HOGARTH: Most volunteer work… you make of it what you put into it, I think. For me, the job involves supporting the president (because Cat Rambo is an awesome SFWA President) and finding ways to help our members make more money. Money gives you freedom: the freedom to write that story that might not make as much as your bestselling series; the freedom to walk away from bad contracts and bad business partners; the freedom to experiment; the freedom to work without fearing where your next meal is coming from.
We writers are at a point where so many bets are just off. We’re drowning in opportunities because the waves of change are so strong. It’s hard to know which way to paddle to get to shore. It’s terrifying and exhilarating and frankly exhausting, and I know this because I’ve been determinedly swimming in these waters for years now. I was serializing fiction for money in the early 2000s before ‘crowdfunding’ was a word, following in the footsteps of other internet pioneers who’d made it seem like there was a way to turn my presence online into an asset that would buy my family bread. Sometimes I was one of the first people to do something. Sometimes someone else’s footsteps showed there’d been someone there before me, and that trailblazer had left warnings about the dangers ahead. My gratitude for those trailblazers is immense, and whenever I can, I try to pay it forward.
More than anything, I want to help my peers find the shore, find the trail, find that point where their bliss and their paychecks coincide. For a lot of us, that’s not going to be a perfect fit, and there will be compromises. But they’ll be better compromises for having had the help.
This, then, is my focus as VP. Communicate the knowledge. Bring more of our peers into our space so they can share what they’ve learned. Find ways to make our authors more accessible to readers. Find ways to help them grow their businesses and their careers.
SLAUGHTER: Any advice to aspiring speculative fiction writers?
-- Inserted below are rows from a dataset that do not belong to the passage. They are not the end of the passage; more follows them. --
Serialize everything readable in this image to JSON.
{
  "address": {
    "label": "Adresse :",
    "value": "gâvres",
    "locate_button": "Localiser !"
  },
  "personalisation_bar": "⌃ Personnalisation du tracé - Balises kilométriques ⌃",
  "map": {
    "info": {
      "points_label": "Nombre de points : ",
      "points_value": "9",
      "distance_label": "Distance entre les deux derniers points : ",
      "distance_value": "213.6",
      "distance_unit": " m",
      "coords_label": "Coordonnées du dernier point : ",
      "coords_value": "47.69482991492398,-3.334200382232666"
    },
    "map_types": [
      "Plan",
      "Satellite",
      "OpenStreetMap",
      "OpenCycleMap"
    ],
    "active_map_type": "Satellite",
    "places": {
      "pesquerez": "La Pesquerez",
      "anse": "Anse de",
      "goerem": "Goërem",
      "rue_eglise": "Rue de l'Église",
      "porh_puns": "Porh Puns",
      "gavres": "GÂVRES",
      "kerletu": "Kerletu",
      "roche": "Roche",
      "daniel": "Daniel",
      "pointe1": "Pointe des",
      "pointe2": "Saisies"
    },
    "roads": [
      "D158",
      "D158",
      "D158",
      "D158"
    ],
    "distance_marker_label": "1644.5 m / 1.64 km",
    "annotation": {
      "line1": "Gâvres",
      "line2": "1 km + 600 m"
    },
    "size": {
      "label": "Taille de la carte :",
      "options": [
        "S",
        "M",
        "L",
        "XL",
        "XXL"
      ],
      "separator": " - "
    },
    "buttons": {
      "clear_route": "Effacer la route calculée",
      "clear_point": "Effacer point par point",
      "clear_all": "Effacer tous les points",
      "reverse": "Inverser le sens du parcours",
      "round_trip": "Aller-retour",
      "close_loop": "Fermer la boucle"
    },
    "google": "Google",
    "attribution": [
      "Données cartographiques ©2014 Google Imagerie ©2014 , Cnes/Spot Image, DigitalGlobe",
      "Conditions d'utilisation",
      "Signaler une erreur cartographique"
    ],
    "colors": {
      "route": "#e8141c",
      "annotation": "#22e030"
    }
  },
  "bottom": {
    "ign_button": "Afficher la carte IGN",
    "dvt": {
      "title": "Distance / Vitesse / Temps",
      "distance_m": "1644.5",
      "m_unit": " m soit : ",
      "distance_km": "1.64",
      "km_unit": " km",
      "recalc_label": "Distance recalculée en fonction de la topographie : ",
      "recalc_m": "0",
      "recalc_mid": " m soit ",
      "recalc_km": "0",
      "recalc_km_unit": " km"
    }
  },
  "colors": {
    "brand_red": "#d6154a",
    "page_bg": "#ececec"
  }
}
HOGARTH: Go out into some sunny park, alone, and give yourself some time to really understand what you want out of writing. What constitutes success to you? Is it being able to complete a story and have it out of your head? Is it being really good at crafting stories, and improving every time you write one? Is it money? How much money would be enough? Enough to buy coffee? A meal once a month? Pay one bill? Pay all your bills? Or is it awards? How many? Which ones? Do you want to be read widely, or would it be enough to be read by a small number of super-enthusiastic people? Do you want to be a name, or do you just want to quietly do your thing and not be bothered?
Many, many people will challenge your choices; sadly, even more will deride them. Your only armor against this is to be satisfied with those choices. Understanding your own motivations and goals will help you make the right decisions for your career.
Just think of yourself as one of your characters. That way, you’ll know how to write your happy ending.
MCAH@DeviantArt: A good place to go for highlights;
Art Archive@Stardancer.Org: Hogarth has over 3000 sketches and finished pieces here, with descriptions, searchable and browse-able.
MCAH@FurAffinity: I also have a FurAffinity account, for those who prefer it to DA, and use it in much the same way (almost entirely finished pieces).